Isolate every line in the records below with "text" in it.

____________________

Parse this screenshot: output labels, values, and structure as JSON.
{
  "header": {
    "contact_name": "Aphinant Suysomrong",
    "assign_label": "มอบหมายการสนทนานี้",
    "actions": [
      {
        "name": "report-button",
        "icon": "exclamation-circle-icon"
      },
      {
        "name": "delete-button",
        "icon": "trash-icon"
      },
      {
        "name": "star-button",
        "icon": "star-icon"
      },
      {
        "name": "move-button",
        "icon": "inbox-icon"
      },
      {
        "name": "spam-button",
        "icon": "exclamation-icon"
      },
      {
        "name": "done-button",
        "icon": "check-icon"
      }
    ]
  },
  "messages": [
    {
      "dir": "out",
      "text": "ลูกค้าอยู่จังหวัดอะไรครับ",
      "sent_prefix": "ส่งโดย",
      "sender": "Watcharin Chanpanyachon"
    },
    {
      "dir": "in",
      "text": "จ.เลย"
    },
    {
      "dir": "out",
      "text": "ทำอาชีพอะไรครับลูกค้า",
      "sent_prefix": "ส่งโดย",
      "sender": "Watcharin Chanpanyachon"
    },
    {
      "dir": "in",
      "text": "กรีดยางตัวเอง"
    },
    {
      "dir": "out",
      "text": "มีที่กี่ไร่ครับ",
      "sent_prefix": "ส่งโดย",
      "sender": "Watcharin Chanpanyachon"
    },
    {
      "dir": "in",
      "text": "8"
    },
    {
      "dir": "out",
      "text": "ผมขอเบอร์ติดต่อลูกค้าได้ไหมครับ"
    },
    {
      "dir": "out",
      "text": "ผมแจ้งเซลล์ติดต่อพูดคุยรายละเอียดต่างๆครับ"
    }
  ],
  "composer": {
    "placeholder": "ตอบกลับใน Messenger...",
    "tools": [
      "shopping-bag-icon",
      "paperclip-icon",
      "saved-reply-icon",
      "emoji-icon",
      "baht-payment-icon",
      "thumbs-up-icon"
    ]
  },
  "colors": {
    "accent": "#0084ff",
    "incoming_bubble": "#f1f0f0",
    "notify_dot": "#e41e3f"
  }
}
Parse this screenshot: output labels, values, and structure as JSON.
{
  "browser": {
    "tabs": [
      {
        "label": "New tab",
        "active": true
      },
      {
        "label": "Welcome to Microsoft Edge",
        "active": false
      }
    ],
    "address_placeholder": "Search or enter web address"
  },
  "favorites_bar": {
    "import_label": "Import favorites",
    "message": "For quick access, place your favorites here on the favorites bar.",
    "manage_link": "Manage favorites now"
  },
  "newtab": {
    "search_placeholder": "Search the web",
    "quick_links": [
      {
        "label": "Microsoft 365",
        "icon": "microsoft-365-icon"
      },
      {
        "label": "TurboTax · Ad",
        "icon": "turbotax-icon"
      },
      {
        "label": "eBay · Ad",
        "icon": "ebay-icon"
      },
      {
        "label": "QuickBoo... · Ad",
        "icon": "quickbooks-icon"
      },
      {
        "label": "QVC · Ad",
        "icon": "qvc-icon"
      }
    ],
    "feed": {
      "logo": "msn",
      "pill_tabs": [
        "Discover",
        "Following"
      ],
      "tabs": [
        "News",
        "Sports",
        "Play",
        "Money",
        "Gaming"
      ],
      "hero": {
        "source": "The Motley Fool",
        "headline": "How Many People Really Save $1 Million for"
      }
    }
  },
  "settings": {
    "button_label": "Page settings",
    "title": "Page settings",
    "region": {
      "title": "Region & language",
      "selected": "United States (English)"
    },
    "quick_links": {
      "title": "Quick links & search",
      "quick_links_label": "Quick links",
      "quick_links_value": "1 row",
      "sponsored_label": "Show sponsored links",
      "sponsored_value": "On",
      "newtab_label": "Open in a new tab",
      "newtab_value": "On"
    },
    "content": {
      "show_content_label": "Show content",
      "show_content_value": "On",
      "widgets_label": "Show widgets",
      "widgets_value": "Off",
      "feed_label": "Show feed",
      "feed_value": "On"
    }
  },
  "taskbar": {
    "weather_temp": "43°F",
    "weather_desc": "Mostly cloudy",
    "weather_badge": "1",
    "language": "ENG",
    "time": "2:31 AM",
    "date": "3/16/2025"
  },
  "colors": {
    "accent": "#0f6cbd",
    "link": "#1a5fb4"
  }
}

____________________

*Exercise result:*
      "text": "ลูกค้าอยู่จังหวัดอะไรครับ",
      "text": "จ.เลย"
      "text": "ทำอาชีพอะไรครับลูกค้า",
      "text": "กรีดยางตัวเอง"
      "text": "มีที่กี่ไร่ครับ",
      "text": "8"
      "text": "ผมขอเบอร์ติดต่อลูกค้าได้ไหมครับ"
      "text": "ผมแจ้งเซลล์ติดต่อพูดคุยรายละเอียดต่างๆครับ"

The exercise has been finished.